**WORK REQUEST**:
The answer must be a single number: how many lines in this listing hold the word "year".

(RECORDS FOR THE EXERCISE)

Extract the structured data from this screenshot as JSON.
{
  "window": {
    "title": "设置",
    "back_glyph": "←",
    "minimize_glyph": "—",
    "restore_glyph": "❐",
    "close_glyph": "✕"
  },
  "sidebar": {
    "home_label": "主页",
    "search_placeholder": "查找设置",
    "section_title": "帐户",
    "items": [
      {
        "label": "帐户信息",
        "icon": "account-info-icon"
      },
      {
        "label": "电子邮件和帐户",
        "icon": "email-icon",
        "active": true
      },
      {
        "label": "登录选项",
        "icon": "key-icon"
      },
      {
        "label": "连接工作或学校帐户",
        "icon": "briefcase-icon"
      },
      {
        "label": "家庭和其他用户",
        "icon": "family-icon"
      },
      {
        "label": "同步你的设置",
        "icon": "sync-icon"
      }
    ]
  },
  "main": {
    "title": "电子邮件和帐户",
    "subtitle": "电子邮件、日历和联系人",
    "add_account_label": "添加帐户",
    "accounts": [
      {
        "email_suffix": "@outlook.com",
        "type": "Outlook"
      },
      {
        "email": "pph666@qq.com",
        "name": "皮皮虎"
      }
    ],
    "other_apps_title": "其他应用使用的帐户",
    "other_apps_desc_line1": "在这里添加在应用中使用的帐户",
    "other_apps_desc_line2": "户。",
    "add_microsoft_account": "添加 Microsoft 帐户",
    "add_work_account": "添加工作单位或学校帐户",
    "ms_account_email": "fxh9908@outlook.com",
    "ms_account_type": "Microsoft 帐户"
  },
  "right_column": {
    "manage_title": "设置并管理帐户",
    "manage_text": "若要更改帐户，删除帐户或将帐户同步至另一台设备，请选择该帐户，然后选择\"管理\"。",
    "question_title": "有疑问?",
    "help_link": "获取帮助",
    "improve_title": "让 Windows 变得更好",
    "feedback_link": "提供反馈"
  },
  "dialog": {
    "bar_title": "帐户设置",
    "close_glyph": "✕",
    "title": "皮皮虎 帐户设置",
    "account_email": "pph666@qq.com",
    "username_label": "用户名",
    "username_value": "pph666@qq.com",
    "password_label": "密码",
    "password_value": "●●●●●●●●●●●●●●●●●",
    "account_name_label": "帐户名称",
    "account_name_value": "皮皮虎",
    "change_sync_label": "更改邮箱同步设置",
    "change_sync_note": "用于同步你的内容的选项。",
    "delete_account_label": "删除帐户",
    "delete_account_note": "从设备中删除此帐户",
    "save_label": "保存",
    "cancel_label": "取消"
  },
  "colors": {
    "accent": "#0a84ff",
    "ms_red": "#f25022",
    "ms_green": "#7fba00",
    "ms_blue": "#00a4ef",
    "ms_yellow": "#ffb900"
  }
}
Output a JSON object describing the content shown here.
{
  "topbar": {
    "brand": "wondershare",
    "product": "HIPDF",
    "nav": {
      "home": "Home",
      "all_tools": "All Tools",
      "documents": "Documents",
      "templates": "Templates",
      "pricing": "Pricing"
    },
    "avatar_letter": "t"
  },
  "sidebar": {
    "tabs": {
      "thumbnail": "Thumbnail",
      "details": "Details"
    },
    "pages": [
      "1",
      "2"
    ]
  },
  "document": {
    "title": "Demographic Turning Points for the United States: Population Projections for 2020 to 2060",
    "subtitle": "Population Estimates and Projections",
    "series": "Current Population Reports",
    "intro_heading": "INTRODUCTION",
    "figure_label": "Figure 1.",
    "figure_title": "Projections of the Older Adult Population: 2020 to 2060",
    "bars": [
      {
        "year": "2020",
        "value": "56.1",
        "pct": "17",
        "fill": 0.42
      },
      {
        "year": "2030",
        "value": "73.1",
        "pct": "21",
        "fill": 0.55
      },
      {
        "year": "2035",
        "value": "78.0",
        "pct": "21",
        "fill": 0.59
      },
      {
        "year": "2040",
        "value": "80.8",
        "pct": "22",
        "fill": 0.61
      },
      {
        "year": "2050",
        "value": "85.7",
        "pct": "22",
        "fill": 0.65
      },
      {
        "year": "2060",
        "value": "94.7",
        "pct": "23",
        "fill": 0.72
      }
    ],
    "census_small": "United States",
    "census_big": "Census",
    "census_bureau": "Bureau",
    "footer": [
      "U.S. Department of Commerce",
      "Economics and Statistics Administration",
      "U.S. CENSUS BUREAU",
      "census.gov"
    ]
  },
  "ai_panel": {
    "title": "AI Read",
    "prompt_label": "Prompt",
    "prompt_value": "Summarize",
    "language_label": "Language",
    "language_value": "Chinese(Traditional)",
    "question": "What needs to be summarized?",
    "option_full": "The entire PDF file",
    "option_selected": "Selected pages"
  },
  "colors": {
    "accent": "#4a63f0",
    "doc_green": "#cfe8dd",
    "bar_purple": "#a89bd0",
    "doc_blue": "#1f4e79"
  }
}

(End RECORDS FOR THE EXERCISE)

**EXPECTED ANSWER**:
6